Assignment.
Pull every line of the entries that has the word "cước".

Records provided.
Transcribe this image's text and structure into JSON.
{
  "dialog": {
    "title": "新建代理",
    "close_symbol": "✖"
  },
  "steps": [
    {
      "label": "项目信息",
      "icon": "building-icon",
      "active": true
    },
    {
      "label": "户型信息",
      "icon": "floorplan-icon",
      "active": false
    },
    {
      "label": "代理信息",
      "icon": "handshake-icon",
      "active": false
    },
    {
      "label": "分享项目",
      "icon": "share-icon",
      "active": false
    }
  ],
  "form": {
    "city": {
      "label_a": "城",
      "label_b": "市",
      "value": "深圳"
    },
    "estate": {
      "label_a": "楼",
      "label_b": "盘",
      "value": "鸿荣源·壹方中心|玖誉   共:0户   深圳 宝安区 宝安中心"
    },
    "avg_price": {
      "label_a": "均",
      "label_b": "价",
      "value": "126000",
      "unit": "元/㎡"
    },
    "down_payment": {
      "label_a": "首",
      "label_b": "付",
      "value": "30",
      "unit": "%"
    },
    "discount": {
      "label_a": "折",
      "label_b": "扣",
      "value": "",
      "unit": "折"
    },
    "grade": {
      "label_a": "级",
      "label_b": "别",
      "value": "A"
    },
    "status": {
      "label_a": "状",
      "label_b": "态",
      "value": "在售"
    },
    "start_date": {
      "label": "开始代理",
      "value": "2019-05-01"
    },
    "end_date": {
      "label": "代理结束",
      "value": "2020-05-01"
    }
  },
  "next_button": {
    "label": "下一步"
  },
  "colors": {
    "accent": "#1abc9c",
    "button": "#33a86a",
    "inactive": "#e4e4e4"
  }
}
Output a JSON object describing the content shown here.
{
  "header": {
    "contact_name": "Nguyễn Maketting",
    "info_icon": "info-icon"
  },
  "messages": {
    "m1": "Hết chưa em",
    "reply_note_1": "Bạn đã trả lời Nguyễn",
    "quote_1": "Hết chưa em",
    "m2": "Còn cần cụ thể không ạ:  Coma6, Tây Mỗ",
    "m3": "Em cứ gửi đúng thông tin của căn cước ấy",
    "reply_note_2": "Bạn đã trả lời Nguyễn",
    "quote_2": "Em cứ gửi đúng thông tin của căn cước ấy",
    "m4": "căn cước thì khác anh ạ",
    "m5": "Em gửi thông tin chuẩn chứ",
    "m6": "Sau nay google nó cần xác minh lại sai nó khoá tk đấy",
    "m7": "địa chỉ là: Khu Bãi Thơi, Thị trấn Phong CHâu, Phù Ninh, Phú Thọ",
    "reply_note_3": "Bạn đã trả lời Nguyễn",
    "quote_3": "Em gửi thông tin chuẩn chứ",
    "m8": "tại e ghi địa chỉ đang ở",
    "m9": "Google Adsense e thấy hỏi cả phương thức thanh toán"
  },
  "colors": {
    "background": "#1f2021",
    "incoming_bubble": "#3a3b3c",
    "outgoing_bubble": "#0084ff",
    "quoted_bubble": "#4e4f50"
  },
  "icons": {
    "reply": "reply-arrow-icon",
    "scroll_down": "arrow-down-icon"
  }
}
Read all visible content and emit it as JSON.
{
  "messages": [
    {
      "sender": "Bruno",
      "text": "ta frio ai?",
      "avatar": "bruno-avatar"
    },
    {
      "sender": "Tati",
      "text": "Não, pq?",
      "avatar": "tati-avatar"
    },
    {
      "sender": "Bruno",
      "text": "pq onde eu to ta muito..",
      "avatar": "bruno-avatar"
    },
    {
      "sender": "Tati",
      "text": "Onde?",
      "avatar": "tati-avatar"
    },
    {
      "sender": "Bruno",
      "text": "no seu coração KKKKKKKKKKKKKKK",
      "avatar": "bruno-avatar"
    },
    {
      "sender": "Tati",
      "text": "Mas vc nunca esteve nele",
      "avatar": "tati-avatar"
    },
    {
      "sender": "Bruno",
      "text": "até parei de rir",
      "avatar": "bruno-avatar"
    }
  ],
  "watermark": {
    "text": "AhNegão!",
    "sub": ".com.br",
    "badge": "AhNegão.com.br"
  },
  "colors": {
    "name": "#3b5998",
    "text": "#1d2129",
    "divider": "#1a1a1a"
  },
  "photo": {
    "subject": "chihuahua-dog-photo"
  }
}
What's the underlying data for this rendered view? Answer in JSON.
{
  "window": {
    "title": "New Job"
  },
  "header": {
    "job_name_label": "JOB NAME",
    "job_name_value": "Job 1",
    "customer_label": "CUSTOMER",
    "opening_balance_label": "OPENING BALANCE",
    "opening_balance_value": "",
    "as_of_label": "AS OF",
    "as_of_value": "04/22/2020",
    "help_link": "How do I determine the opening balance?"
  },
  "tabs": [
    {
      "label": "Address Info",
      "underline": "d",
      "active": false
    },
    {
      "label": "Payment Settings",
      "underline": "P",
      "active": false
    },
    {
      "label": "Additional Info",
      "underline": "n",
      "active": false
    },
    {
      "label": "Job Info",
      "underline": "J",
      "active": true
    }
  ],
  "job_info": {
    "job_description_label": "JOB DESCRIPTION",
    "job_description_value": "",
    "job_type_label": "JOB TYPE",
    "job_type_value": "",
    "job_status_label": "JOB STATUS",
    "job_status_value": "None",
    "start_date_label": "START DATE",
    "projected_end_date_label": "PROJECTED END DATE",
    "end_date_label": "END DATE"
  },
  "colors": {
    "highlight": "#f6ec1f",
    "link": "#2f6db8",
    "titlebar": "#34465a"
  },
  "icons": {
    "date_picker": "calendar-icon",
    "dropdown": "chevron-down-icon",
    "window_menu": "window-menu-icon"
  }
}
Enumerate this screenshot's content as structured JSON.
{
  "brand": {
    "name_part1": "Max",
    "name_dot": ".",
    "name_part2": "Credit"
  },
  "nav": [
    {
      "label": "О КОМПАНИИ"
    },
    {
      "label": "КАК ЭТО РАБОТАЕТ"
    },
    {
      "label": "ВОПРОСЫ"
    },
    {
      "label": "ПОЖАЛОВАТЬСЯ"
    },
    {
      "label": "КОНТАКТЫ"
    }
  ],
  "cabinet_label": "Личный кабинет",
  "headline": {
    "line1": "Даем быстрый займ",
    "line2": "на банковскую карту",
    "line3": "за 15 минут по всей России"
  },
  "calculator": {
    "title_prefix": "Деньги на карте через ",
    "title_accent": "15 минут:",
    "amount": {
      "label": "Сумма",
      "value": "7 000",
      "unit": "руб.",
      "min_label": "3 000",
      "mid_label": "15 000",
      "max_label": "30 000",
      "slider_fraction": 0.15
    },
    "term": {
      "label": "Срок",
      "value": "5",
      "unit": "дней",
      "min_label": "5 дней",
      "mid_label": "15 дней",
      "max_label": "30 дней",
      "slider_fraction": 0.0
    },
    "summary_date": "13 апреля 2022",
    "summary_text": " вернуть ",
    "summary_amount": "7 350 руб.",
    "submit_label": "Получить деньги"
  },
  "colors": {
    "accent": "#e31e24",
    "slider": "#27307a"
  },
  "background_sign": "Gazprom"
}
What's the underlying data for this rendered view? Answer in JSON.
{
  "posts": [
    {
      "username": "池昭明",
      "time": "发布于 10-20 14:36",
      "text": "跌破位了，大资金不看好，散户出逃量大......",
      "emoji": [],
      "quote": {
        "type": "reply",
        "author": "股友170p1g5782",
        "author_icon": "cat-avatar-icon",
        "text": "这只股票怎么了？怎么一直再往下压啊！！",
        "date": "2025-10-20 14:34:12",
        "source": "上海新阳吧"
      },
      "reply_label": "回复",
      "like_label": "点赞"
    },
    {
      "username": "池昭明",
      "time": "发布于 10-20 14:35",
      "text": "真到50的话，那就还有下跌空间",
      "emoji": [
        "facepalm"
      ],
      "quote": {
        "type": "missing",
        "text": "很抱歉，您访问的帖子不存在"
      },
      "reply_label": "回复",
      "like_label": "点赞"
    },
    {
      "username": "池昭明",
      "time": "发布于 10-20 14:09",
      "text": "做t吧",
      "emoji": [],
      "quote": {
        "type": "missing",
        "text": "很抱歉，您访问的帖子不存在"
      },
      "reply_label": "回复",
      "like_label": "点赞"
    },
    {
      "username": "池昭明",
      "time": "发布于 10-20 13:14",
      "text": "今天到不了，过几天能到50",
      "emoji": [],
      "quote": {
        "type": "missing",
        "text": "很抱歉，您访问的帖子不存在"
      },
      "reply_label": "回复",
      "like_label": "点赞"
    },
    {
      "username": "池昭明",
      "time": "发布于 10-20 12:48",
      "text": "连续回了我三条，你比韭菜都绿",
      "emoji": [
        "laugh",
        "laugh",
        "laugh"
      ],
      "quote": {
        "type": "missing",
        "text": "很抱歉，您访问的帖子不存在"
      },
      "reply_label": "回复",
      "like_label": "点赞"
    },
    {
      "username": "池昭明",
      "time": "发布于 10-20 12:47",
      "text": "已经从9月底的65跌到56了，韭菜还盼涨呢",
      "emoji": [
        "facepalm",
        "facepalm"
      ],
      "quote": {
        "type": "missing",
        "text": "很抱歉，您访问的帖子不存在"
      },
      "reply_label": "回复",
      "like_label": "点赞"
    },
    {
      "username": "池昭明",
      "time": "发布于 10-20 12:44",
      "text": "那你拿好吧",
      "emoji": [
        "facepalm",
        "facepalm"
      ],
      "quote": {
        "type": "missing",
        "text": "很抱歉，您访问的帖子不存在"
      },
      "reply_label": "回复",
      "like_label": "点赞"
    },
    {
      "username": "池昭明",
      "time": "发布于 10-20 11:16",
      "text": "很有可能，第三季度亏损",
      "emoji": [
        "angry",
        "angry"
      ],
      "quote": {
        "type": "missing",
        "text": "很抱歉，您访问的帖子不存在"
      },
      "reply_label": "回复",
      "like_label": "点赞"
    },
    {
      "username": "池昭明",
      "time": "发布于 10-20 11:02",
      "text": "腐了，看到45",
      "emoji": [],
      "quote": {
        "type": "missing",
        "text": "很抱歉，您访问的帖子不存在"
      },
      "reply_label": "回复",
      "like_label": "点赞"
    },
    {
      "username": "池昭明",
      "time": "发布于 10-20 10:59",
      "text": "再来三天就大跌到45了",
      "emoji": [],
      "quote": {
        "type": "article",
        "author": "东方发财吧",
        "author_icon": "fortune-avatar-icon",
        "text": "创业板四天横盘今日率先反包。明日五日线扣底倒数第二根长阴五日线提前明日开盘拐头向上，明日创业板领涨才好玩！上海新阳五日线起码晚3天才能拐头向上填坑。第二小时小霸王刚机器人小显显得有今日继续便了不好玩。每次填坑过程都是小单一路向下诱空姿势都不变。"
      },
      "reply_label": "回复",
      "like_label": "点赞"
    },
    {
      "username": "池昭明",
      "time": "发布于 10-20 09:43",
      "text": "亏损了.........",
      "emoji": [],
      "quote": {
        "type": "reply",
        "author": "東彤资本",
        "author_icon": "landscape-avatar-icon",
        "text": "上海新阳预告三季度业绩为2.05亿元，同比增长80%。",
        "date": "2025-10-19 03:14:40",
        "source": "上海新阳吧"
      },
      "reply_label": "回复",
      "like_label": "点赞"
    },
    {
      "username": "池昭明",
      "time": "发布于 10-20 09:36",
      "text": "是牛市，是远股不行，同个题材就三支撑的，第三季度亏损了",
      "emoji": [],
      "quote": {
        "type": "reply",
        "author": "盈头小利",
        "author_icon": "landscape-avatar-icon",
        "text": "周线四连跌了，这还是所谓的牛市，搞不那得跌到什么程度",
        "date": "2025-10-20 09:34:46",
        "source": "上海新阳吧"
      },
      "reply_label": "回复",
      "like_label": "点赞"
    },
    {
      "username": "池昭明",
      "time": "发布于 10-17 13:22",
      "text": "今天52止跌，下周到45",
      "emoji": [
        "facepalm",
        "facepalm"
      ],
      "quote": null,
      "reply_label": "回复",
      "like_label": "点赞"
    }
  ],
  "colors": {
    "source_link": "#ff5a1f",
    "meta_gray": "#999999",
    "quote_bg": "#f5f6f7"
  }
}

Exercise output.
    "m3": "Em cứ gửi đúng thông tin của căn cước ấy",
    "quote_2": "Em cứ gửi đúng thông tin của căn cước ấy",
    "m4": "căn cước thì khác anh ạ",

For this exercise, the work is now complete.